_Aim of the task_
Only the number is wanted: how many lines in the material below contain "ENTRC".

###

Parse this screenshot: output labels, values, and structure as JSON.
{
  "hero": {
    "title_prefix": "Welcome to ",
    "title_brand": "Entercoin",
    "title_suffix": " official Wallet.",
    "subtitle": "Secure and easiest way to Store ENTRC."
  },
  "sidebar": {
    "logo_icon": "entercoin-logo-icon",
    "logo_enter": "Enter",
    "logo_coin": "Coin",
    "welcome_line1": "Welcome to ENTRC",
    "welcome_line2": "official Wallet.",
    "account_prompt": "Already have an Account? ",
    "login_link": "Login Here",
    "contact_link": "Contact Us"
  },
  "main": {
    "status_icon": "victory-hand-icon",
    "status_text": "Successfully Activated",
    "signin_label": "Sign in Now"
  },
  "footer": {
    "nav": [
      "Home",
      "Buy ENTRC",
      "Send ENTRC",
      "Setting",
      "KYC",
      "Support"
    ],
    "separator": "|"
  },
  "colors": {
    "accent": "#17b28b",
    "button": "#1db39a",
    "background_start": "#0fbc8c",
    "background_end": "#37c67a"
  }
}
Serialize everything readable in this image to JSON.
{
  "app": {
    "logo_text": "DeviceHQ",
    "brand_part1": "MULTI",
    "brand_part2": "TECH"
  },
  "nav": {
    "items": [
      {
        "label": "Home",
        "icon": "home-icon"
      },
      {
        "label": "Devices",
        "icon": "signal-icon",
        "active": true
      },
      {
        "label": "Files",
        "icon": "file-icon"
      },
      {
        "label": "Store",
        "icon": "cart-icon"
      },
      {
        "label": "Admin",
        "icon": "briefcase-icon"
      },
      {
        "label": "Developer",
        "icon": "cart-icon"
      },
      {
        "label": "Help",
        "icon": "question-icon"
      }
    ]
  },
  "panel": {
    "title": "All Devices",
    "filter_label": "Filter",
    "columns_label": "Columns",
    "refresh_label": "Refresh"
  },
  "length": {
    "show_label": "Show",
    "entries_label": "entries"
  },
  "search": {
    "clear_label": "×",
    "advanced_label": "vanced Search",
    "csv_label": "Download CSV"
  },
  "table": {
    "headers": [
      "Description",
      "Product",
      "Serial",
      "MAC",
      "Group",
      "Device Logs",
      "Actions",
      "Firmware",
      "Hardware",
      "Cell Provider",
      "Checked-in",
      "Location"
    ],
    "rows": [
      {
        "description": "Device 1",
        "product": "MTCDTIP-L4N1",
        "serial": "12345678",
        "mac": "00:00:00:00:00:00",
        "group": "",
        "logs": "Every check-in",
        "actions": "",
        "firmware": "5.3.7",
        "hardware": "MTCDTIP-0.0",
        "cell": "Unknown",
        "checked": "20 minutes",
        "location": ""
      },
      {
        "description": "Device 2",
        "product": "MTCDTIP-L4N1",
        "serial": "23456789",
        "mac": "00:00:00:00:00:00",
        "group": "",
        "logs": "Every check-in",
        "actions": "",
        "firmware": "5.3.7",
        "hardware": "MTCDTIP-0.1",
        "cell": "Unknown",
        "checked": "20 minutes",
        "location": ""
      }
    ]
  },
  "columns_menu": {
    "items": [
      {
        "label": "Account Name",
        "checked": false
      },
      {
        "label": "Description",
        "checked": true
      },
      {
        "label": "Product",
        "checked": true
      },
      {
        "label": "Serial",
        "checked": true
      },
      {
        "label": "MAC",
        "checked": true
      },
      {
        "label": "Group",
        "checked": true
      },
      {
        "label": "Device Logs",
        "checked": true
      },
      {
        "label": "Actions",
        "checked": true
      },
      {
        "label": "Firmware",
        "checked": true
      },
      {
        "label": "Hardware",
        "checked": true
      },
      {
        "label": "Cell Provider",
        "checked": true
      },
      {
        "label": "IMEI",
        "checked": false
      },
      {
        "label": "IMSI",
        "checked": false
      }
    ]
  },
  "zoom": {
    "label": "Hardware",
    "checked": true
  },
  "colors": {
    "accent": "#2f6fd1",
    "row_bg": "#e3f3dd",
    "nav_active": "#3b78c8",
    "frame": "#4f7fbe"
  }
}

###

_Expected answer_
4